two influences — medical school and residency — produced a heart
surgeon who is dedicated to less invasive procedures when they are right
for the patient and a patient’s condition.

Dr. Davis was asked to look at a radiology image taken of Emilio’s
chest.  He found that Emilio’s injuries from the accident included an
aneurysm the size of a honeydew melon on Emilio’s lung.  A fracture of
his ribs had caused the aneurysm.

He had already been there
four or five days before I was consulted.  I didn’t want to have to
operate on him because of the risk,’’ Dr. Davis said.  “What we were
able to with all the coils we could find was get the aneurysm clotted
off without surgery.’’ Dr. Davis’ procedure likely helped save Emilio’s
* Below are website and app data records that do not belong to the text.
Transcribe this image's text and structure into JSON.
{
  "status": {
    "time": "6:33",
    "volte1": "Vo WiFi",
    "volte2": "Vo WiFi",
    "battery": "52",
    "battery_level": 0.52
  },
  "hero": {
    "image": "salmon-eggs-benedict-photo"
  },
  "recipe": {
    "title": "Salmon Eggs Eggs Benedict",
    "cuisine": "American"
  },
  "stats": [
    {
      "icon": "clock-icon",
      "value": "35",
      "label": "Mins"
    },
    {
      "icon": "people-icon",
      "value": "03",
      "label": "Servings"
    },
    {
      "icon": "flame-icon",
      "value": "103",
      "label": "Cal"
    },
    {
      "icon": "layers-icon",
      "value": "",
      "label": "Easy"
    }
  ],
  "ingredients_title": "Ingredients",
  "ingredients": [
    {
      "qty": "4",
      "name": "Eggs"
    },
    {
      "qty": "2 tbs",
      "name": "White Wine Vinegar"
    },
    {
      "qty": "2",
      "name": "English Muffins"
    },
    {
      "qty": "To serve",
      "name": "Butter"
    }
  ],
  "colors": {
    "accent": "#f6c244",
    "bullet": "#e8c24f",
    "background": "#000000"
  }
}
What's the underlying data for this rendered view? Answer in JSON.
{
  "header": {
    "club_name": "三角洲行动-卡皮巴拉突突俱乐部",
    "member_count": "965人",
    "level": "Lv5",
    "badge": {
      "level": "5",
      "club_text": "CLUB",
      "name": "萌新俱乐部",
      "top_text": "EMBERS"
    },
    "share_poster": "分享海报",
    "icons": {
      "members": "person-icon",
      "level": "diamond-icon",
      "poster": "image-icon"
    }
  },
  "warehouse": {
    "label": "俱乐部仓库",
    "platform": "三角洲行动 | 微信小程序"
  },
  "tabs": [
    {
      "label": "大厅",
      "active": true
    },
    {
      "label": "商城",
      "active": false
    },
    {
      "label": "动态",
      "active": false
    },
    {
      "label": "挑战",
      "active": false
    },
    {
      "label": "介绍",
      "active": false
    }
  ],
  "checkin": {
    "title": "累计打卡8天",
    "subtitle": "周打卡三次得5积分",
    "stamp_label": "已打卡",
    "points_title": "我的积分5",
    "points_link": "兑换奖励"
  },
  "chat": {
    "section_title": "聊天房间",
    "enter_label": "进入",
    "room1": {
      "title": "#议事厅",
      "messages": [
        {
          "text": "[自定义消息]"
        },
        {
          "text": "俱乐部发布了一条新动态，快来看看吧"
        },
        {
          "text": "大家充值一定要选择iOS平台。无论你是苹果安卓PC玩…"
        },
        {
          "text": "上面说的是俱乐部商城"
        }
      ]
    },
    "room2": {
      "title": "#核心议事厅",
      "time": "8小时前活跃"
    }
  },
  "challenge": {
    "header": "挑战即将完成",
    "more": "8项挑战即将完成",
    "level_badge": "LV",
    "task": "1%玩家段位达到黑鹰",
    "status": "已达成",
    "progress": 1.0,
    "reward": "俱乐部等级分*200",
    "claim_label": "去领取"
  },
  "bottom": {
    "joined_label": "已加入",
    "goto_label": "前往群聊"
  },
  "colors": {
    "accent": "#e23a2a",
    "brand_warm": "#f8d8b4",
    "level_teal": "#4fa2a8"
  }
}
Innovative Procedures
Davis is accustomed to treating celebrity patients.  He has performed
heart procedures on a prime minister, entertainers, CEOs, and major
league professional athletes. He also is accustomed to using innovative
procedures to save hearts and lives.

He is a product of the Duke
University Medical School, where he was attracted to heart surgery
partly because of influential mentors. “At the time, there were very
charismatic heart surgeons there. They made heart surgery look like the
most fun and the coolest thing you could do,’’ Dr. Davis explained. 
“When I was training in heart surgery in New York, it was all about
faster, smaller, more innovative procedures.  There was a huge push for
minimally invasive procedures.’’

Mentors Influence Dr. Davis
The two influences — medical school and residency — produced a heart
surgeon who is dedicated to less invasive procedures when they are
right for the patient and a patient’s condition.  Minimally invasive
procedures usually result in shorter hospital stays and shorter
recoveries for heart patients.

Dr. Davis moved to the Quad
Cities this summer partly so that his wife, Cherylynne, would be closer
to her family in the Chicago area. He also was attracted by the team he
was joining, including Dr. Nicholas Augelli.

“I recognized that
Dr. Augelli and the other people already here at Genesis were a very
skilled team.  If the people within the program are not skilled, it
drags a program down,’’ he said. “The right team is in place at Genesis.
We can do a lot of good things for heart patients in the Quad Cities.’’

reach Genesis heart surgeons Dr. Davis and Dr. Augelli, call
563-421-3990. For information about clinical research at Genesis, go to www.genesishealth.com/research.